Before I left Chichi, I had messaged a Panamerican riders Facebook group and had been put in touch with a man named Carlos in the city who generously helped me locate the correct voltage regulator replacement for my bike, of which I purchased two, intending to keep one as a spare. I stayed the night at Carlos’ house and returned the next morning via chicken bus to Chichi, confident that I had the solution in hand. Unfortunately it was not so simple. The new piece of hardware did nothing to alleviate the problem.
We decided to risk riding the bike to the city and get some diagnostic help. A fully charged battery should last long enough, but if necessary we could stop and recharge at a number of small cities along the way. I had no personal interest in going to Guatemala City. Everyone we had spoken to had warned us to stay away. Most of the crime in Guatemala and the reason for its poor reputation derives from the city. It is crowded, polluted, ugly and dangerous, but it does have a lot of parts and people who know how stuff works.
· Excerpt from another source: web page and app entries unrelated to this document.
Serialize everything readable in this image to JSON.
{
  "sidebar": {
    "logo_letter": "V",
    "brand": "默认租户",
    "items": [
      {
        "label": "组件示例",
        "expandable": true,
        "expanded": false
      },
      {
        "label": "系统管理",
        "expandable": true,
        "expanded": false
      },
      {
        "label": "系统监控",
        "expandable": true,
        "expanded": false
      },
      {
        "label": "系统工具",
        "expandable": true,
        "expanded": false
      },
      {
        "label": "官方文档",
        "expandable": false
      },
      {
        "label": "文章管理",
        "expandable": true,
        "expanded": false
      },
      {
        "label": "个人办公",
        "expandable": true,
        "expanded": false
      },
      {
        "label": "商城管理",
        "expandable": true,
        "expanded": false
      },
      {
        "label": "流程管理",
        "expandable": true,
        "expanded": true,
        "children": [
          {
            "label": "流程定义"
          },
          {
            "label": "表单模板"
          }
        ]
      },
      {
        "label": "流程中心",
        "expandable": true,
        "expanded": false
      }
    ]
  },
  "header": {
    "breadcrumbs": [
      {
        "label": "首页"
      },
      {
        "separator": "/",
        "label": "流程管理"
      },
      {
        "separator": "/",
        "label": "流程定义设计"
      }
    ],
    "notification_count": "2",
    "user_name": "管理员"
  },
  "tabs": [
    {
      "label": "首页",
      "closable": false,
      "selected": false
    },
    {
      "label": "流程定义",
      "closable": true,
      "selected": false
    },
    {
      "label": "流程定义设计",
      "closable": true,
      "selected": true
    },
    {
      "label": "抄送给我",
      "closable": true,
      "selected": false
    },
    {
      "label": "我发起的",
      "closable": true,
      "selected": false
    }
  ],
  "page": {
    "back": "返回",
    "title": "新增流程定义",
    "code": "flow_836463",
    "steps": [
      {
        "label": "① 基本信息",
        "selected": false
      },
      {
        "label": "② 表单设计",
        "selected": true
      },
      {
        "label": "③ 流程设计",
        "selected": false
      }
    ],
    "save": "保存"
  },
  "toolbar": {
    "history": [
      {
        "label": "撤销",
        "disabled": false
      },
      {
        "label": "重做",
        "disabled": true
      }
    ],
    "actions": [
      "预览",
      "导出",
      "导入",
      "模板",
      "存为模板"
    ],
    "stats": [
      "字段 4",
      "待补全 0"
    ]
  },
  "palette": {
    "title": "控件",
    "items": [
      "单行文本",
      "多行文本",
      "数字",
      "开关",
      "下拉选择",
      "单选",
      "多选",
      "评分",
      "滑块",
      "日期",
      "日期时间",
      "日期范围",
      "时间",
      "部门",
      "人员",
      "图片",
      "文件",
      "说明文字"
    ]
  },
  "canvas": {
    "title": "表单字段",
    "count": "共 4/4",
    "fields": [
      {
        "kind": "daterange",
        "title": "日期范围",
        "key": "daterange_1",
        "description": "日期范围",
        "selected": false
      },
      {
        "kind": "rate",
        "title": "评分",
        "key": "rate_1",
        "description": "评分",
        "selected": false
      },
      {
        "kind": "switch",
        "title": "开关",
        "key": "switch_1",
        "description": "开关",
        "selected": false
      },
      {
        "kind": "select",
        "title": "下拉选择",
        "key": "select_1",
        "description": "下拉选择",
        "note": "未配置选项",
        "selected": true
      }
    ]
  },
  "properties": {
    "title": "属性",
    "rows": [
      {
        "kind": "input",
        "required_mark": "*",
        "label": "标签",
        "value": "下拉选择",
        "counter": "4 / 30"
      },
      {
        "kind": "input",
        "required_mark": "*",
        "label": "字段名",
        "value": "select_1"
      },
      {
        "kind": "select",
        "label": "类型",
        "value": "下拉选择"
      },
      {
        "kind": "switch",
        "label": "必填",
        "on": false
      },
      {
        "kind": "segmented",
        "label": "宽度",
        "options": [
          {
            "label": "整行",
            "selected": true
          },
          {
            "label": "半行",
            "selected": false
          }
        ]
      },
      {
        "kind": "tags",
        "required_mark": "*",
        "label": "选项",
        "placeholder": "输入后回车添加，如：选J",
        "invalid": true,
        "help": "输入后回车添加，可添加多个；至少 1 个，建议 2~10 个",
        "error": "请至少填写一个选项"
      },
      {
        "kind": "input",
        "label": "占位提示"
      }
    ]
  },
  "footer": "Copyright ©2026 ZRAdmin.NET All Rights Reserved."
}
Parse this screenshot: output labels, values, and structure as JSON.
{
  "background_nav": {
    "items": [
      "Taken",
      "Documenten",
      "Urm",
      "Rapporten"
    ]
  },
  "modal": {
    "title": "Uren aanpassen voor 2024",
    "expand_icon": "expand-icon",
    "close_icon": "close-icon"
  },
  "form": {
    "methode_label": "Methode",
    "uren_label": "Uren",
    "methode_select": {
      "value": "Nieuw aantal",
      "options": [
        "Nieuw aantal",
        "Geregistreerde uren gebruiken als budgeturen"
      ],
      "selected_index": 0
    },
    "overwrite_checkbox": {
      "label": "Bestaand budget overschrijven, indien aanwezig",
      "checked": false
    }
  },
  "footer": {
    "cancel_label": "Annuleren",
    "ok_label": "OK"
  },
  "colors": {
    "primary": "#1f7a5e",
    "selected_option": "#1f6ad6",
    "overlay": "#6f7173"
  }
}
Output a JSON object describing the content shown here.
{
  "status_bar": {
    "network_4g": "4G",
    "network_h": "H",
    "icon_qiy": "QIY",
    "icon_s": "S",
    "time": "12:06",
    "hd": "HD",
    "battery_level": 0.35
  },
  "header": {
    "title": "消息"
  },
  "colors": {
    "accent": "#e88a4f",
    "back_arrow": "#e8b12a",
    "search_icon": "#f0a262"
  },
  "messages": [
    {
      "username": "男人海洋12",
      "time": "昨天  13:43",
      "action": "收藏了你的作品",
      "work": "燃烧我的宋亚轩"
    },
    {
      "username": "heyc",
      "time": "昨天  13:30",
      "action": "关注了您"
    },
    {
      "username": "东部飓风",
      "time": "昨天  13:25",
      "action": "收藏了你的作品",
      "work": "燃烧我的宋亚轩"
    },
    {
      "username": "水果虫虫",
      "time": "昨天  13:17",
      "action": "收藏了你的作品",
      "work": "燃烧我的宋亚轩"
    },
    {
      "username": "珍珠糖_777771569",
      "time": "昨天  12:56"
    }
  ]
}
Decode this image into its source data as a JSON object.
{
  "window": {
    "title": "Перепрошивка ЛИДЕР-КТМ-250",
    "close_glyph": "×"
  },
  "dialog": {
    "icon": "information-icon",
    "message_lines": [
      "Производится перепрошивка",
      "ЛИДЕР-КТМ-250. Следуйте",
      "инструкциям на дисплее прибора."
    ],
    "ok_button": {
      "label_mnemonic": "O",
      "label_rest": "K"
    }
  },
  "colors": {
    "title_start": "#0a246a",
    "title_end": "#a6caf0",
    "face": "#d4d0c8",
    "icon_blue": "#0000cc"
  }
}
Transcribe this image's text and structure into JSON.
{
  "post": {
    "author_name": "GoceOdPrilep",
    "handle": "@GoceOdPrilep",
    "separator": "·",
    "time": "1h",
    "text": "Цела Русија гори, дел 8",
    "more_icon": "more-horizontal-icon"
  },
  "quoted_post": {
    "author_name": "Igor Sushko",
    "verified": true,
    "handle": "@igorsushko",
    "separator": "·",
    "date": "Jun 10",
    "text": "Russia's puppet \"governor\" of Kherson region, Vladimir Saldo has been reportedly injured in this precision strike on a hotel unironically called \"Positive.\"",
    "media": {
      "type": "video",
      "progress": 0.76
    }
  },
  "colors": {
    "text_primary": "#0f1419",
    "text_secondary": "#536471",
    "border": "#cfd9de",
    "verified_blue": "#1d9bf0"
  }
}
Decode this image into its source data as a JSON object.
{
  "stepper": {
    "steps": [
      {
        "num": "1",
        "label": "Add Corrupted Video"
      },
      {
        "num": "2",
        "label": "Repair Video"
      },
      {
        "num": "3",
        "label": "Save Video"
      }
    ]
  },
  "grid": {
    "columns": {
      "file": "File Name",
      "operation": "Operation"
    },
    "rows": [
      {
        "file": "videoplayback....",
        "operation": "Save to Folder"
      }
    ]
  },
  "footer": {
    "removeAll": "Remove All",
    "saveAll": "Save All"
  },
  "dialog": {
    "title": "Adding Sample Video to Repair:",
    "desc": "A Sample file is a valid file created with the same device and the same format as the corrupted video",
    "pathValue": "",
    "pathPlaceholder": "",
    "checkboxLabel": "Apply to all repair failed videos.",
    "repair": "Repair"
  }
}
The battery lasted the entire three hours of the trip with a little to spare. Carlos met us and showed us where we could stay and introduced us to Johann who was a BMW mechanic and fellow airhead owner and enthusiast, and who generously helped me diagnose the source the charging failure. Johann set me up with some space in his shop and the next day we got to work. We figured out that there was a problem with the stator on the alternator. Fortunately he knew a guy who specialized in alternators, so we took the piece to him. He thought he could fix it but would need a couple of days. I decided to take advantage of the time and the workspace and work on my list of repairs and modifications that has grown steadily since we left California. I added some auxiliary LED headlights, replaced my broken turn signal with little LED turn signals, got some new bushings made for the gas tank—the old ones have been threatening to disintegrate for months—changed the engine oil and adjusted the valves. Throughout the projects Johann was invaluable, advising about the bike and driving me around the city to find the parts I needed.
All together, I ended up spending a week in Guate, working nearly the entire time. After we got everything together and functioning properly, we went for a ride, Johann, his wife Evelyn, his friend Conzago, and me. We rode down to the black sand beach at Montericco and back. The first half was quite fun. It included some excellent new roads, some bad pot holes, and a short river ride on a small wooden flat bottom ferry. On the return trip, however, we encountered horrendous weekend traffic. Evidently the entire city had the same idea we did.
I will not visit northern Guatemala on this trip, but thanks to the electrical failure I got to experience a side of the country that most visitors don’t see and I met some wonderful people. This will be my memory of Guatemala and perhaps that is for the best.